## Exercise requirements:
Please show every line from the entries that carries the word "heading".

## Data shown:
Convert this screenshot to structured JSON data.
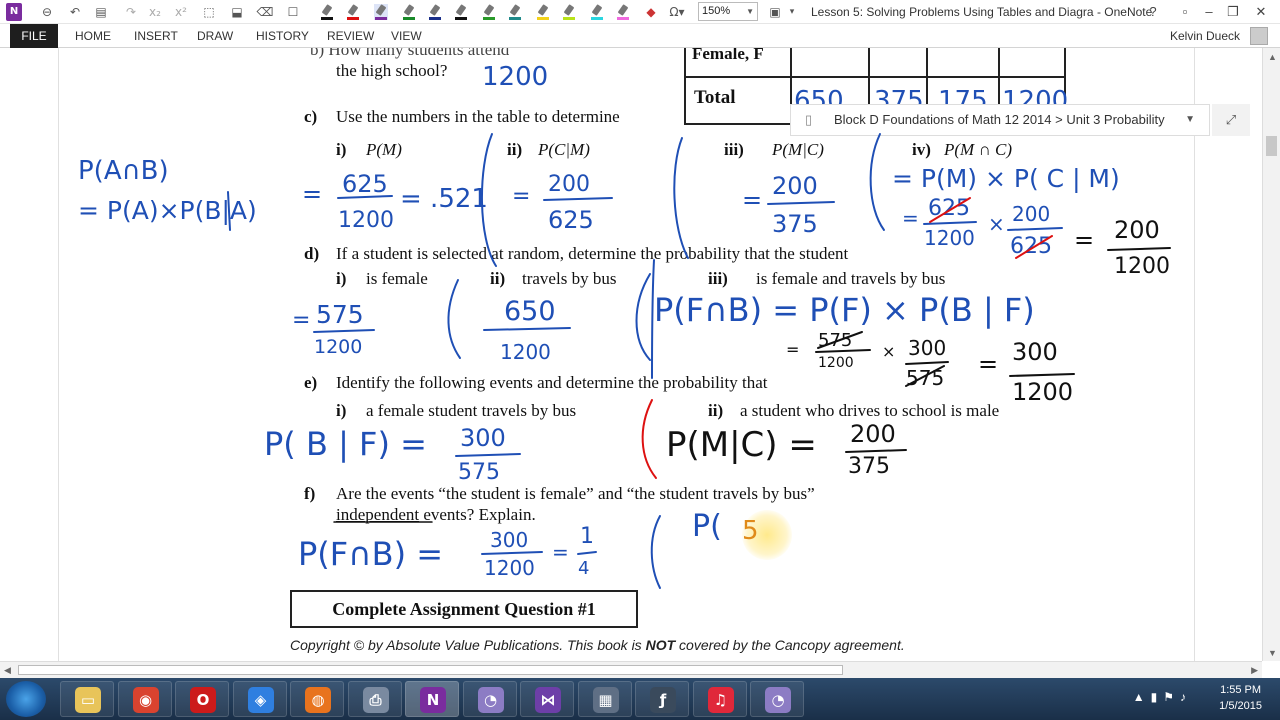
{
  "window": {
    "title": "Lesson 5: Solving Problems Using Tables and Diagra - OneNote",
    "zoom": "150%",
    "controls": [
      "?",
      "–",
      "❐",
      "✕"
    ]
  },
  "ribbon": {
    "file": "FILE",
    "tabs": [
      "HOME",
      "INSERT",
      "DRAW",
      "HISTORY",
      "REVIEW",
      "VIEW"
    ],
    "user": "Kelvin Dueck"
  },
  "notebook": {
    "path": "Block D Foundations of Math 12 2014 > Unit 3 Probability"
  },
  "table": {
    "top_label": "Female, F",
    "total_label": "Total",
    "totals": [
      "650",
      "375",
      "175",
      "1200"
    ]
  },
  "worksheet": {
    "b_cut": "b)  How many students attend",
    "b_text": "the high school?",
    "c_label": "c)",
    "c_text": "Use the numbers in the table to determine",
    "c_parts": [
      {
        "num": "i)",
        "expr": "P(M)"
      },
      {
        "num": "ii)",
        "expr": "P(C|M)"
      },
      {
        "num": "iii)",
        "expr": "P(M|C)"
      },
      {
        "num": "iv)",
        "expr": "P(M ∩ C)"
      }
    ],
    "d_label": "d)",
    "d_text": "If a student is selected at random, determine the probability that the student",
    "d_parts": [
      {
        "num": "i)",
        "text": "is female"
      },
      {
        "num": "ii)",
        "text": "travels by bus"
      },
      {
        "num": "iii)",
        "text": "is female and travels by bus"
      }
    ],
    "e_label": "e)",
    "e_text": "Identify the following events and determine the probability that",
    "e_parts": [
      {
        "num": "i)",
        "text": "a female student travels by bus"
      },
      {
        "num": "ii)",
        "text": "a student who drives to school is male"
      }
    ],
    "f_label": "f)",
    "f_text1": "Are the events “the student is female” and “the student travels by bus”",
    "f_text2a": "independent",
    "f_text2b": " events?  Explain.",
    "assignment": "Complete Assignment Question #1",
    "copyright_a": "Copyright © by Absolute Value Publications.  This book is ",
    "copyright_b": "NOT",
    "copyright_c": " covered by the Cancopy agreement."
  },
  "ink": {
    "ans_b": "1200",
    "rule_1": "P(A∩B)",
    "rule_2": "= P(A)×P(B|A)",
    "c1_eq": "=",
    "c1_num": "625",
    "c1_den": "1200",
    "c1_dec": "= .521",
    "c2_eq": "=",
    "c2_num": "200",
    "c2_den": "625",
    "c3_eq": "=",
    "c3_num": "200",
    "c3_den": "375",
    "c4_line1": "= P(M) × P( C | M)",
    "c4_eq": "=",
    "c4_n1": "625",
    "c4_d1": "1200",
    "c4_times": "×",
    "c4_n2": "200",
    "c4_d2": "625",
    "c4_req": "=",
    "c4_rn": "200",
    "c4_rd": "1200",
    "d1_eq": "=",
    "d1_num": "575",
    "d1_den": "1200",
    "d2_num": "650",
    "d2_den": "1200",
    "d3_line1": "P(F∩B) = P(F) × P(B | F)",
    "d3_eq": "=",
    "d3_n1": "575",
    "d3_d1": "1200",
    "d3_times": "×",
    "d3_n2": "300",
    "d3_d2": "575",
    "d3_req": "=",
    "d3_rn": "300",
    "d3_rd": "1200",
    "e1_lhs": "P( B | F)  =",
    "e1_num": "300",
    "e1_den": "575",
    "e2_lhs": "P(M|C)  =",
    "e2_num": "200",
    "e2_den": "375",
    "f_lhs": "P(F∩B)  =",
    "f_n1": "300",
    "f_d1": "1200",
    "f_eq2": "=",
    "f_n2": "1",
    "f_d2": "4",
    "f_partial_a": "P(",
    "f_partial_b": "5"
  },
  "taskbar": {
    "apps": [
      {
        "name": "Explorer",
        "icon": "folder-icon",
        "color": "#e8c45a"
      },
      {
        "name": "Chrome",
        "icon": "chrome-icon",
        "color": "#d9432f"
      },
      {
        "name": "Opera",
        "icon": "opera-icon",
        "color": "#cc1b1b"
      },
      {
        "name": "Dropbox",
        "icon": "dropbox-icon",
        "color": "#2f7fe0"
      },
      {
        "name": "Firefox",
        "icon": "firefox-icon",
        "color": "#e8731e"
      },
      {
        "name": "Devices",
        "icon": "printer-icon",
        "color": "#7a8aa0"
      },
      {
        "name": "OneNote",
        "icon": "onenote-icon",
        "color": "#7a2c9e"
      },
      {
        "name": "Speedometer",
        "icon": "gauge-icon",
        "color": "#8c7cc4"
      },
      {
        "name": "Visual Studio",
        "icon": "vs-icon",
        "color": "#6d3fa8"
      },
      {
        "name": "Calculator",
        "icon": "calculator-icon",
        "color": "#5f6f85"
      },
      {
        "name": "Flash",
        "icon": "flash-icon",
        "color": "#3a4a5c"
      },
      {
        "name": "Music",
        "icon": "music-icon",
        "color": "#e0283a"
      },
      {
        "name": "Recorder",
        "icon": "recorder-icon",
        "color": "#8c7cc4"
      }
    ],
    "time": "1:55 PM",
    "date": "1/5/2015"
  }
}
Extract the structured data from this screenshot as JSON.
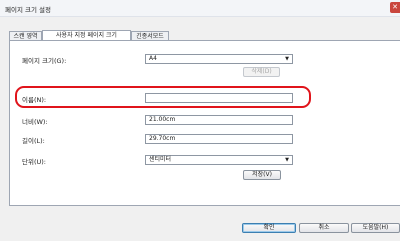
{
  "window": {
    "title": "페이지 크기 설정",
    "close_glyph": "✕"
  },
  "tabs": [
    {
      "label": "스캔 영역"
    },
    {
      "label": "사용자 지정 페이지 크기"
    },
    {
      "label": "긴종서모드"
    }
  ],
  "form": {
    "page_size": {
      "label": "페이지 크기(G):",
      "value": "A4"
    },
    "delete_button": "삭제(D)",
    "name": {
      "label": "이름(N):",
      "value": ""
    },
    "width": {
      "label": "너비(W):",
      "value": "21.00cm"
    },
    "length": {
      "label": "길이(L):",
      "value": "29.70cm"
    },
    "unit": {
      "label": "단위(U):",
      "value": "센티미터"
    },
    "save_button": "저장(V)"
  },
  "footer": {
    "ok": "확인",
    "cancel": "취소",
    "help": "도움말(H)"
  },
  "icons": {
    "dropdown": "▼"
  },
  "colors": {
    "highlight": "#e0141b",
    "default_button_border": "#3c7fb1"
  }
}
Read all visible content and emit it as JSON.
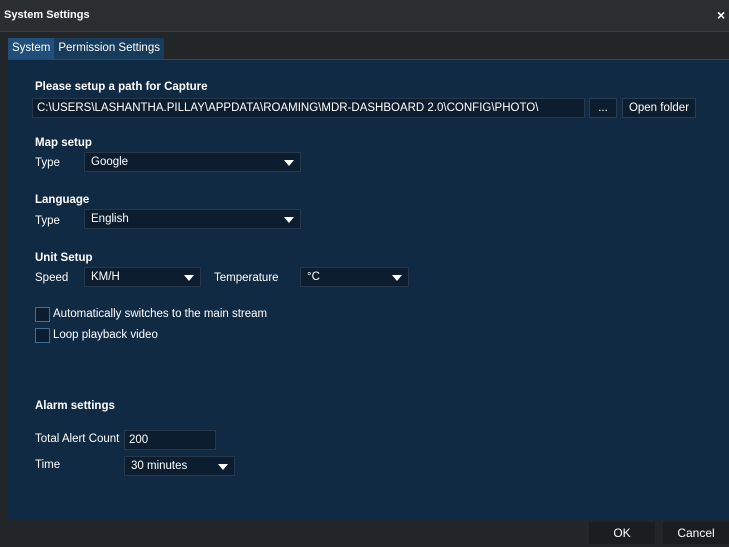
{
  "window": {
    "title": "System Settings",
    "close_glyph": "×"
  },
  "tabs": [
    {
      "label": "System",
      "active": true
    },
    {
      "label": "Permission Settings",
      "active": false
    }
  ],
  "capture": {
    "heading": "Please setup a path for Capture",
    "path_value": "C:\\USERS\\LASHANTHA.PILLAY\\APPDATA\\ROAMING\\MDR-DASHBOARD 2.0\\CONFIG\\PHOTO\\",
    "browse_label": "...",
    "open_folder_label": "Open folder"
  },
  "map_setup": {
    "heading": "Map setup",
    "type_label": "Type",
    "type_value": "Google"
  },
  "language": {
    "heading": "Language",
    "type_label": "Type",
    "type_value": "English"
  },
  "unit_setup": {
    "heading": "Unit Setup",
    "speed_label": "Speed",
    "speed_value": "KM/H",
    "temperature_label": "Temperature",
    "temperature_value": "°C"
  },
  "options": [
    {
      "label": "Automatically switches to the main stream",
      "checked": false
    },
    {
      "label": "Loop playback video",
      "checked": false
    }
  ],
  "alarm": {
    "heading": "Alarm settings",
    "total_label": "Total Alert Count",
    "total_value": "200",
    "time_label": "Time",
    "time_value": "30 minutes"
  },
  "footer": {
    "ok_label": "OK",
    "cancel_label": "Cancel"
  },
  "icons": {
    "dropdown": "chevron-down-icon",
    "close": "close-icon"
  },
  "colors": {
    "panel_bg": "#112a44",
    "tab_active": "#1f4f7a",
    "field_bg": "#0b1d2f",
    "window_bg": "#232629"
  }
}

## Response for this exercise:
    "heading": "Please setup a path for Capture",
    "heading": "Map setup",
    "heading": "Language",
    "heading": "Unit Setup",
    "heading": "Alarm settings",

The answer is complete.